Given records:
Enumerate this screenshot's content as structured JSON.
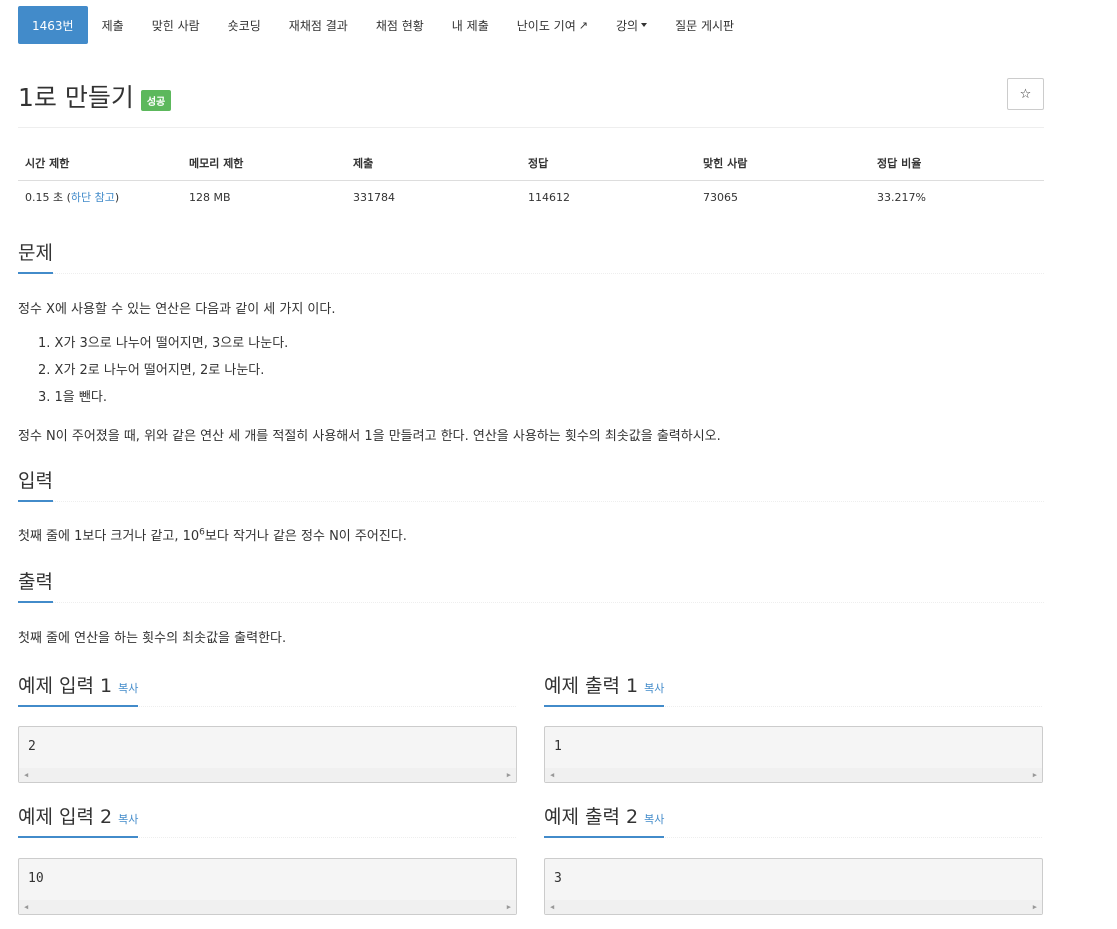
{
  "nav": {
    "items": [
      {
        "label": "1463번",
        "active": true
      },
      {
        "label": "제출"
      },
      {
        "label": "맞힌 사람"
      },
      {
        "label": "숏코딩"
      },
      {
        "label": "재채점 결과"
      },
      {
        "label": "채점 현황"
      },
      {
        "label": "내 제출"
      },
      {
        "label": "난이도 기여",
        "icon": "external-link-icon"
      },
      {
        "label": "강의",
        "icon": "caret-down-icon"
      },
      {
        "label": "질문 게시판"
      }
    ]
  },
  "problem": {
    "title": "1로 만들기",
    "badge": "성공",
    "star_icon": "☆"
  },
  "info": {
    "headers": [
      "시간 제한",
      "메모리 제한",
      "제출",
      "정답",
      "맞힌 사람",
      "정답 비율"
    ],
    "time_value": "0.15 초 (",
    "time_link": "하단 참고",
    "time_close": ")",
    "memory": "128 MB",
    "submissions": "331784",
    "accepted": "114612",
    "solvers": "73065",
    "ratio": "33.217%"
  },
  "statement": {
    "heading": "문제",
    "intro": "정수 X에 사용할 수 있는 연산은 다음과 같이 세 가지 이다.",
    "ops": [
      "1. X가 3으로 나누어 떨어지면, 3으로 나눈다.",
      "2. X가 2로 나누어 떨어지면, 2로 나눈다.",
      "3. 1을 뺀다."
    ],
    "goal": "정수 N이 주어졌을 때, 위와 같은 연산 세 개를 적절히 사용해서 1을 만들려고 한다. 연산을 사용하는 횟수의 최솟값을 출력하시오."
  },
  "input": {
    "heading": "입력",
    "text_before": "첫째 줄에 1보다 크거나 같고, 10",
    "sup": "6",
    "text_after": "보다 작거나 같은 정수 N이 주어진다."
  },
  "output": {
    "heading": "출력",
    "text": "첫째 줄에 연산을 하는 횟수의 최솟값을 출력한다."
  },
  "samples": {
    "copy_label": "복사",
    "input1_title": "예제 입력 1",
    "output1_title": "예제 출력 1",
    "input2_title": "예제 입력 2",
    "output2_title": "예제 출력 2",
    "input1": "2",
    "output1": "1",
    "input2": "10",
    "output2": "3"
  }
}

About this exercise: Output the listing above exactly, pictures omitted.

Answer space:
Enumerate this screenshot's content as structured JSON.
{
  "nav": {
    "items": [
      {
        "label": "1463번",
        "active": true
      },
      {
        "label": "제출"
      },
      {
        "label": "맞힌 사람"
      },
      {
        "label": "숏코딩"
      },
      {
        "label": "재채점 결과"
      },
      {
        "label": "채점 현황"
      },
      {
        "label": "내 제출"
      },
      {
        "label": "난이도 기여",
        "icon": "external-link-icon"
      },
      {
        "label": "강의",
        "icon": "caret-down-icon"
      },
      {
        "label": "질문 게시판"
      }
    ]
  },
  "problem": {
    "title": "1로 만들기",
    "badge": "성공",
    "star_icon": "☆"
  },
  "info": {
    "headers": [
      "시간 제한",
      "메모리 제한",
      "제출",
      "정답",
      "맞힌 사람",
      "정답 비율"
    ],
    "time_value": "0.15 초 (",
    "time_link": "하단 참고",
    "time_close": ")",
    "memory": "128 MB",
    "submissions": "331784",
    "accepted": "114612",
    "solvers": "73065",
    "ratio": "33.217%"
  },
  "statement": {
    "heading": "문제",
    "intro": "정수 X에 사용할 수 있는 연산은 다음과 같이 세 가지 이다.",
    "ops": [
      "1. X가 3으로 나누어 떨어지면, 3으로 나눈다.",
      "2. X가 2로 나누어 떨어지면, 2로 나눈다.",
      "3. 1을 뺀다."
    ],
    "goal": "정수 N이 주어졌을 때, 위와 같은 연산 세 개를 적절히 사용해서 1을 만들려고 한다. 연산을 사용하는 횟수의 최솟값을 출력하시오."
  },
  "input": {
    "heading": "입력",
    "text_before": "첫째 줄에 1보다 크거나 같고, 10",
    "sup": "6",
    "text_after": "보다 작거나 같은 정수 N이 주어진다."
  },
  "output": {
    "heading": "출력",
    "text": "첫째 줄에 연산을 하는 횟수의 최솟값을 출력한다."
  },
  "samples": {
    "copy_label": "복사",
    "input1_title": "예제 입력 1",
    "output1_title": "예제 출력 1",
    "input2_title": "예제 입력 2",
    "output2_title": "예제 출력 2",
    "input1": "2",
    "output1": "1",
    "input2": "10",
    "output2": "3"
  }
}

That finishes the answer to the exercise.